In case you werenâ€™t aware, Utada is a single lady again. Yet ever since the dissolution of her marriage with acclaimed Japanese director Kazuaki Kiriya in 2007, the singer has not made even a single peep regarding the fact in any of her recent Japanese songs.
Maybe the words simply failed her in her native tongue. â€œIntoxicated, emancipated, unapologetic,â€ the singer proudly gushes in the chorus of â€œOn And On,â€ the lead track of her second major English album, This Is The One. â€œMake the night go on and on,â€ she continues along a squeaky dance groove, ushering in a wave of frequent substance references and sexual come-ons.
Unquestionably, the albumâ€™s overtly sexual â€˜tude and frequent references to marijuana may prove just a bit jarring to the ears of some fans of Utada, the same soft-spoken, teddy bear-toting artist that only three years ago released a childrenâ€™s song called â€œIâ€™m A Bear.â€ â€œDuring my 9 to 5â€™s, Iâ€™m thinking 6 and 9â€™s,â€ she coos along the bridge of â€œDirty Desire,â€ a throbbing session of moans and groans not to far from the realm of another nasty songstressâ€”Miss Jackson.
Lyrics aside, even the production may come as a surprise to some enthusiasts of her earlier English work. Far from the electronic pulsations of 2004â€™s Exodus, This Is The One is a career turnaround, placing the singer right back into the hip-hop vibe she first began with in 1997. With the assistance of producers Stargate and Christopher â€œTrickyâ€ Stewart behind the mixing panel, the album revolves around a nostalgic array of trippy hip-hop beats and slinky dance grooves.
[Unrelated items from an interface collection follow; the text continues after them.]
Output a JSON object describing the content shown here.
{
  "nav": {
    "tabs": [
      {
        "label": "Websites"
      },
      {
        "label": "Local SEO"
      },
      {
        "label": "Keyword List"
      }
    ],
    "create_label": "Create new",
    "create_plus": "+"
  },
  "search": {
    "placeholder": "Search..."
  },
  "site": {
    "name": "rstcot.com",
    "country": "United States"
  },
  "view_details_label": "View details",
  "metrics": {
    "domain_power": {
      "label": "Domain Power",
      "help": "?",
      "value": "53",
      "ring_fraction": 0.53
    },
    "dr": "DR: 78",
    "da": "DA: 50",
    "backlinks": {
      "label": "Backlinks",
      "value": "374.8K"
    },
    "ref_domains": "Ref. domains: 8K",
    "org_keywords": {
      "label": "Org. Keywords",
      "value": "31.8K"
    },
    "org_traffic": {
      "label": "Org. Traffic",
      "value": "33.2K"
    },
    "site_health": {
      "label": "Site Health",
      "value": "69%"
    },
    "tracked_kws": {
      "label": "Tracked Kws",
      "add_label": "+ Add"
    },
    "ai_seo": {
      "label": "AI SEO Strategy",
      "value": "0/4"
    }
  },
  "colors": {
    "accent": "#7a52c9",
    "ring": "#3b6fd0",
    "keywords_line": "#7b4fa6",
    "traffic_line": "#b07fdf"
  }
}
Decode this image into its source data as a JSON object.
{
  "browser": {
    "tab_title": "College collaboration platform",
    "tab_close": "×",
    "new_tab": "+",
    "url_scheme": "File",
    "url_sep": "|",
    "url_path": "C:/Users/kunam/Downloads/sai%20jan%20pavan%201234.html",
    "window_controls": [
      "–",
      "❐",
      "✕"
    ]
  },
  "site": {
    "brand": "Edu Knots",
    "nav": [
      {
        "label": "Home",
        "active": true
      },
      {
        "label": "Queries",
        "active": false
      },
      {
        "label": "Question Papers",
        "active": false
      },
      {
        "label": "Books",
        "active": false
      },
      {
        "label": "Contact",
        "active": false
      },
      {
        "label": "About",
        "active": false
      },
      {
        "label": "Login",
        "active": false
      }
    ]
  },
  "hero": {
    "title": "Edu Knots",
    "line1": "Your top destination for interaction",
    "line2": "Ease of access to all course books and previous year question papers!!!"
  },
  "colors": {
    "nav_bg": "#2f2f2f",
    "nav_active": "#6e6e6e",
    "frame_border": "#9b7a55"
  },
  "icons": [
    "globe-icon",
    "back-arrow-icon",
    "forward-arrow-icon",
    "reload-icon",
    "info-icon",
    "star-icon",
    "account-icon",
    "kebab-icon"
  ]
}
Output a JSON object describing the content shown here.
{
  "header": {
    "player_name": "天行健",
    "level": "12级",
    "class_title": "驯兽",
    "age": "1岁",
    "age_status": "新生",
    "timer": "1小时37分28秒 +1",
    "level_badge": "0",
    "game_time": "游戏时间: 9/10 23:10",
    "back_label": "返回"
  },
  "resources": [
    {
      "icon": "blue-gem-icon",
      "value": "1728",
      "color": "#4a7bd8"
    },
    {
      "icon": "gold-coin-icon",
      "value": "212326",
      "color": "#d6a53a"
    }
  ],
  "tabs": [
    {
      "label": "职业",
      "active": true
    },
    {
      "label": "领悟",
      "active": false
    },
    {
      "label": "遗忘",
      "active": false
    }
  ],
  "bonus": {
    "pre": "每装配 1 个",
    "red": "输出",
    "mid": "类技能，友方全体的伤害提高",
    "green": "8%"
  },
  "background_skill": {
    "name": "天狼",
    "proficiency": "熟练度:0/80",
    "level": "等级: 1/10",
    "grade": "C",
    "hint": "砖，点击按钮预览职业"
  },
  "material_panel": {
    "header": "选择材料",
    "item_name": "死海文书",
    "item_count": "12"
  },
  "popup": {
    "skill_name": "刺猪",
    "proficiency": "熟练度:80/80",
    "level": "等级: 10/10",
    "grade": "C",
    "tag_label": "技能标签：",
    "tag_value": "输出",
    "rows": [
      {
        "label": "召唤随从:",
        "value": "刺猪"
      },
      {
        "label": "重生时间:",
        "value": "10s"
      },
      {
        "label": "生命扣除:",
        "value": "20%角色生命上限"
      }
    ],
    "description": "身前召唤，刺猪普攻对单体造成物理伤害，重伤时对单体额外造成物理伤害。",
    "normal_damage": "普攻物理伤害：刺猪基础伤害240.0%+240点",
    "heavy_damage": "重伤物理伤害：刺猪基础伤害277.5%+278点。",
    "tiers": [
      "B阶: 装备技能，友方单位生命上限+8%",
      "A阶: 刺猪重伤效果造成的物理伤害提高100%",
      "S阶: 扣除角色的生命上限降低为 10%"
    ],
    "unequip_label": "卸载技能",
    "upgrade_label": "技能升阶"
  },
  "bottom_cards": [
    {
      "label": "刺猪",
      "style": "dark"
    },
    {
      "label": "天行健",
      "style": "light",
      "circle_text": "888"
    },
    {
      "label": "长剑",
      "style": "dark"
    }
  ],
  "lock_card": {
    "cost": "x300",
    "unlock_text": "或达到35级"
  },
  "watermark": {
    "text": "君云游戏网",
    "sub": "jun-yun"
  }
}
And while most of the songs benefit from a twist of modernity (such as the infectious blend of urban beats and bossa nova swagger in â€œMe Mueroâ€), some simply reek of kitsch ( â€œTaking My Money Back,â€ which might as well be a bonus track off of Destinyâ€™s Childâ€™s Writings On The Wall.)
The singer, who once managed to rhyme in the phrase â€œTomb of Tutankhamenâ€ on her 2004 album, only continues to indulge in her penchant for brow-raising phrasing: From â€œHoneys, if youâ€™re gay, burn it up like a gay parade,â€ to â€œUsed to be a Virgin, now I’m with Island Def Jam,â€ Utadaâ€™s made sure to supply each track with a few conversational conundrums worthy of at least one full head tilt.
Her need to poke fun at her own ethnicity has also made a resounding, if not entirely cringe-worthy comeback, raising the stakes with some truly awkward indulgences. â€œI love you long time,â€ she sighs into “Dirty Desire” at one point without even a lick of irony.
Utadaâ€™s follow-up effort (or as she insists, her â€œreal debutâ€) is commendable in many waysâ€”itâ€™s fresh, hip, and incredibly re-listenable from start to finish. Yet in order to create such an accessible record as This Is The One, Utada has also sacrificed that wonderfully experimental sound of her deeply underrated 2004 release. Sure, itâ€™s not the worst thing she could have done (a dabble into the territory of alt-country folk would probably do the trick), but itâ€™s most certainly the safest.
Key tracks: “On And On,” “Me Muero,” “Merry Christmas, Mr. Lawrence – FYI”